Your phone’s biggest vulnerability is your fingerprint

In five minutes, a single person faked a fingerprint and broke into my phone. It was simple, a trick the biometrics firm Vkansee has been playing at trade shows for months now. All it took was some dental mold to take a cast, some play-dough to fill it, and then a little trial and error to line up the play-dough on the fingerprint reader. We did it twice with the same print: once on an iPhone 6 and once on a Galaxy S6 Edge. As hacks go, it ranks just a little harder than steaming open a letter.

Of course, this particular method only works if you have help from the person whose fingerprint you need — and even then, it’s not a foolproof system. As luck would have it, my own fingertips turned out to be too smooth to leave an impression, so we had to rely on our director Phil Esposito, who had his thumb successfully molded and used it to unlock both phones.

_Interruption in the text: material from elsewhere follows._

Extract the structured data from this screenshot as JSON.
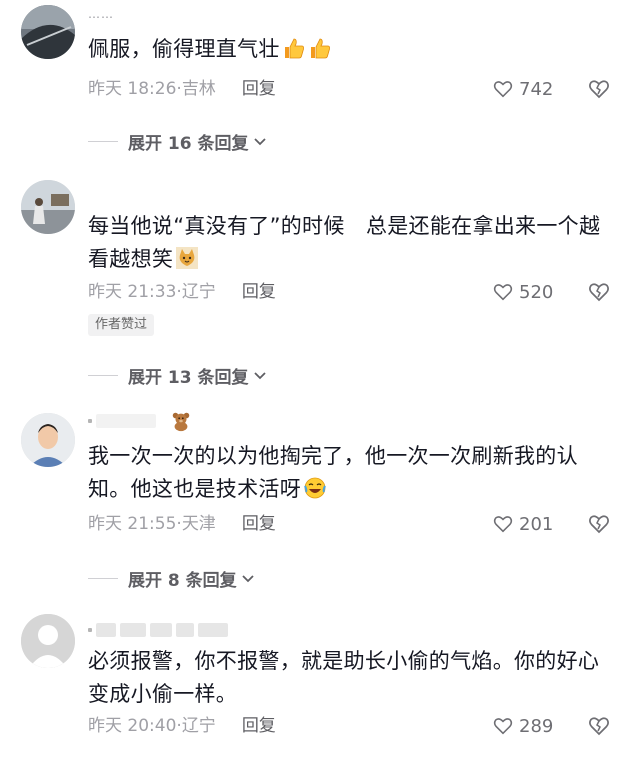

It’s also one of the more primitive ways to bypass a fingerprint scanner. I’ve seen researchers at CITER pull off a similar trick with a 3D-printed mold, developed from a stored image rather than a real finger. If the mold is filled with rubber, you can wear that print permanently, and fool any reader small enough to fit on a smartphone. At the CCC conference in 2014, a security researcher called Starbug used those techniques to construct a working model of the German defense minister’s fingerprint, based on a high-res photograph of the minister’s hand...


No comments:

Post a Comment